The celebrity guessing game has delivered underwhelming ratings for its third season, with Sunday’s reveal pulling in 584,000 metro viewers.
The program itself, minus the unmasking at the end, had a five-city audience of 494,000, giving the overall broadcast an average of 539,000.
Scroll down for video
This marks the lowest audience for this season, and for the show ever.
The season had premiered last week to 642,000 metro viewers, which was a significant drop from 2020’s 733,000 and 2019’s massive 1.162 million.
The Masked Singer is hosted by Osher Günsberg and the guessing panel comprises Dave ‘Hughesy’ Hughes, Jackie ‘O’ Henderson, Dannii Minogue and Urzila Carlson.
Monday’s episode saw rugby union winger Lote Tuqiri unmasked as Piñata.

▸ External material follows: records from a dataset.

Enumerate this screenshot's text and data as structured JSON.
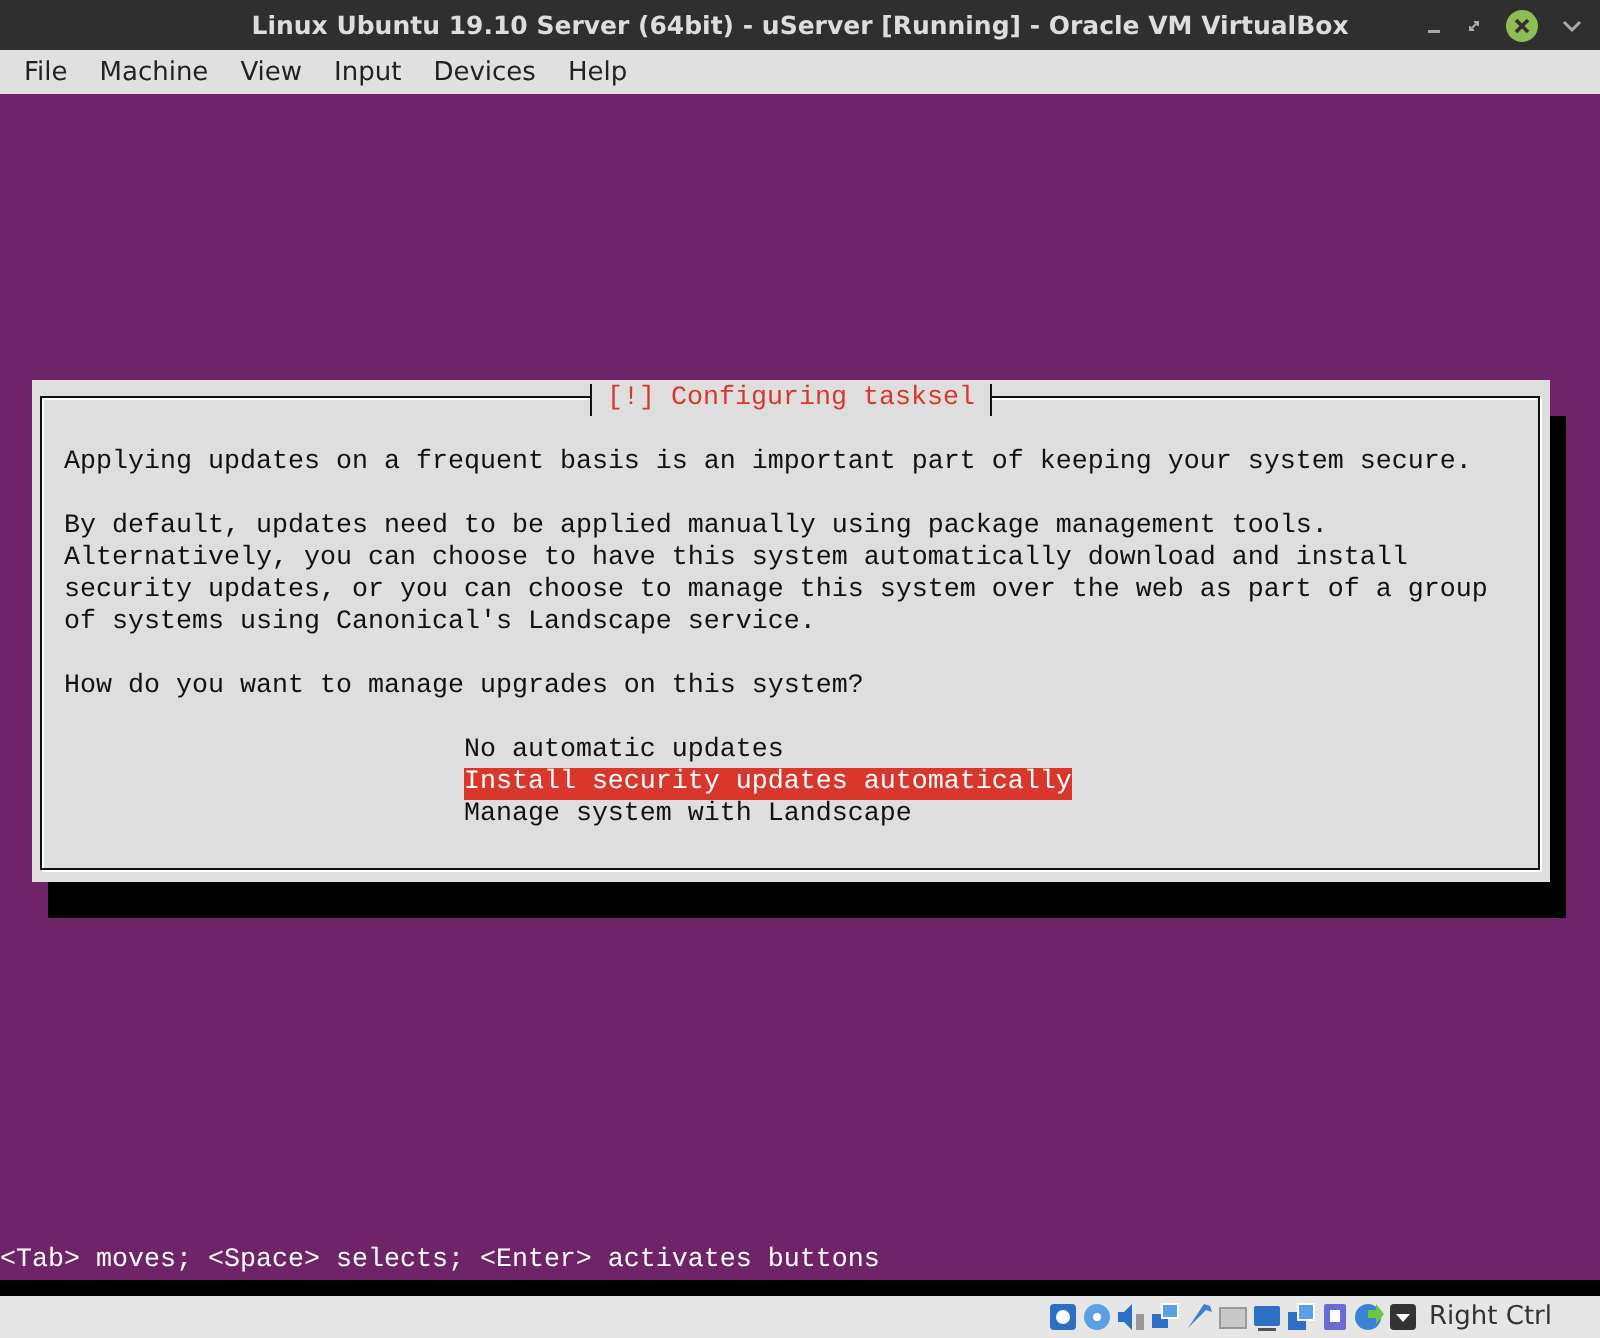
{
  "window": {
    "title": "Linux Ubuntu 19.10 Server (64bit) - uServer [Running] - Oracle VM VirtualBox"
  },
  "menu": [
    "File",
    "Machine",
    "View",
    "Input",
    "Devices",
    "Help"
  ],
  "dialog": {
    "title": "[!] Configuring tasksel",
    "paragraphs": [
      "Applying updates on a frequent basis is an important part of keeping your system secure.",
      "By default, updates need to be applied manually using package management tools. Alternatively, you can choose to have this system automatically download and install security updates, or you can choose to manage this system over the web as part of a group of systems using Canonical's Landscape service.",
      "How do you want to manage upgrades on this system?"
    ],
    "options": [
      {
        "label": "No automatic updates",
        "selected": false
      },
      {
        "label": "Install security updates automatically",
        "selected": true
      },
      {
        "label": "Manage system with Landscape",
        "selected": false
      }
    ]
  },
  "console_hint": "<Tab> moves; <Space> selects; <Enter> activates buttons",
  "status_bar": {
    "host_key": "Right Ctrl"
  }
}
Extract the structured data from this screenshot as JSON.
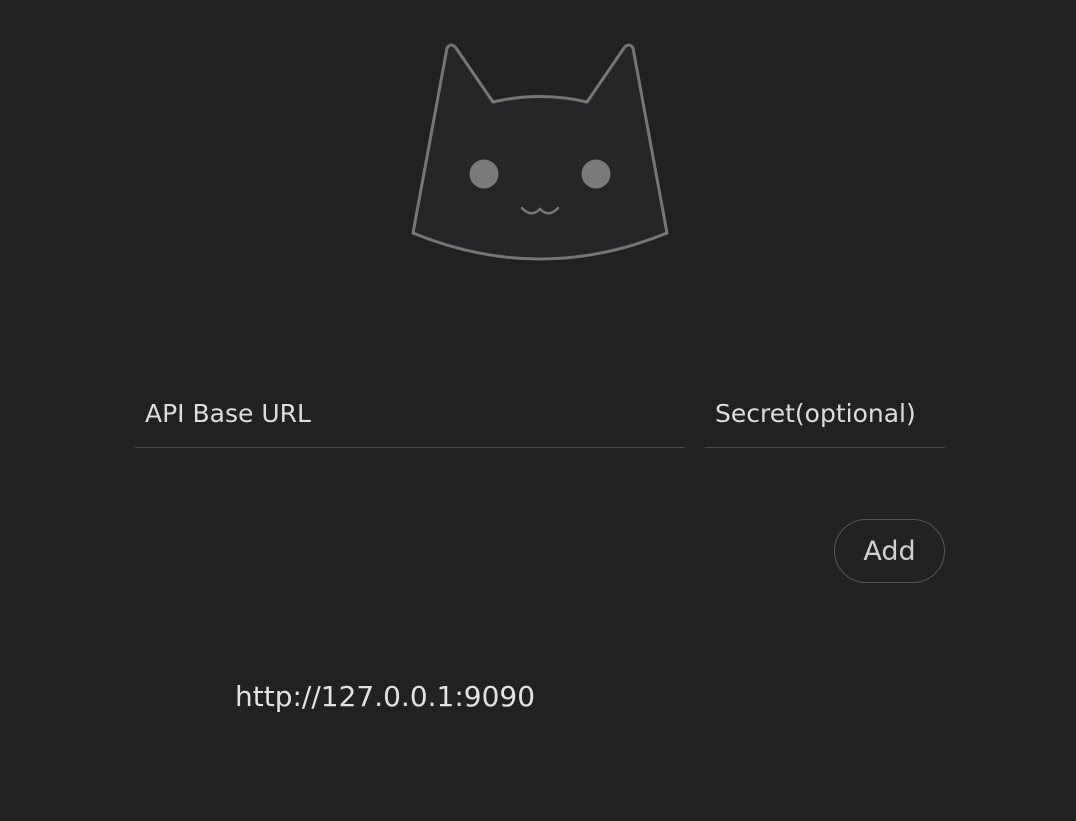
{
  "logo": {
    "icon": "cat-face-icon",
    "stroke_color": "#777777",
    "fill_color": "#262628",
    "eye_color": "#7a7a7a"
  },
  "form": {
    "url_placeholder": "API Base URL",
    "url_value": "",
    "secret_placeholder": "Secret(optional)",
    "secret_value": "",
    "add_label": "Add"
  },
  "backends": [
    {
      "url": "http://127.0.0.1:9090"
    }
  ]
}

Other celebrities who have been unmasked include Vinnie Jones (Volcano), George Calombaris (Duster) and Ben Lee (Professor).
It comes after The Masked Singer’s costume designer, Tim Chappel, revealed the extraordinary amount of work that goes into bringing his sketches to the stage.
‘We start throwing around ideas directly after we finish a season,’ Chappel, 53, told Popsugar of the design process, adding that things ‘get serious’ 16 weeks before the show.
‘Some costumes take six months from concept to actualisation. Some little emergencies are born two weeks before the shoot,’ he explained.
Chappel, whose film credits include Miss Congeniality and The Adventures of Priscilla, Queen of the Desert, also revealed that many of his larger-than-life creations require special engineering to make sure they don’t fall over.
For example, the Dolly mask was so tall it had a tendency to tip over, meaning the performer’s costume had to be perfectly balanced before they went on stage.
Chappel also admitted Volcano was the most difficult mask to create this season, explaining there were ‘a lot of moving parts’ that needed to come together.
As for what happens to the masks and set pieces once the show is over, Chappel said nothing goes to waste.
‘All sets and costumes are kept and reused. The costumes are used for marketing or even loaned to international productions of the show,’ he explained.
Chappel has designed all the costumes for The Masked Singer Australia since its first season in 2019.
For this year’s third season, he introduced a slew of mind-boggling new masks, including Professor, Mullet, Atlantis, Baby, Kebab, Lightning, Duster and Piñata.
The Masked Singer Australia continues Tuesday at 7.30pm on Channel 10